<<<<

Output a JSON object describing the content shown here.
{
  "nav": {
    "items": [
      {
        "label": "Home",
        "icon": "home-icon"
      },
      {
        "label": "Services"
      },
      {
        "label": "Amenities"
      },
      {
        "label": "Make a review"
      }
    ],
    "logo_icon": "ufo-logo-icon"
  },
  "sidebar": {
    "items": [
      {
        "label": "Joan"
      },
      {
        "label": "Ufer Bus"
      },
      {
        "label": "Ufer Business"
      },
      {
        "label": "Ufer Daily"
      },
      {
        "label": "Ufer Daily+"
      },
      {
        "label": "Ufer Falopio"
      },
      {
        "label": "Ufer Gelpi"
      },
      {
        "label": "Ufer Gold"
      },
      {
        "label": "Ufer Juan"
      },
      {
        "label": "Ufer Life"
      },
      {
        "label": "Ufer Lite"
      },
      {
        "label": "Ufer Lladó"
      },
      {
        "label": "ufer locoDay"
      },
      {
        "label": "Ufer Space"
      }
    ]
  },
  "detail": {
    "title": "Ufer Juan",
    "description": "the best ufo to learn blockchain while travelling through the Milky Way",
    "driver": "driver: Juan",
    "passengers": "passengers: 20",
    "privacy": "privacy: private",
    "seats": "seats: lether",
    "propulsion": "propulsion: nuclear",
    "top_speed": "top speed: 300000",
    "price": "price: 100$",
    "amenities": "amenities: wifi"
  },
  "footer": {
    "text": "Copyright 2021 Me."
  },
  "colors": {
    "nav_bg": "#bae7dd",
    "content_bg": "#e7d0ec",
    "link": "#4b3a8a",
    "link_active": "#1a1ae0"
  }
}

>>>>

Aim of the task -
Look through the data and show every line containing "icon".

Completed exercise -
        "icon": "home-icon"
    "logo_icon": "ufo-logo-icon"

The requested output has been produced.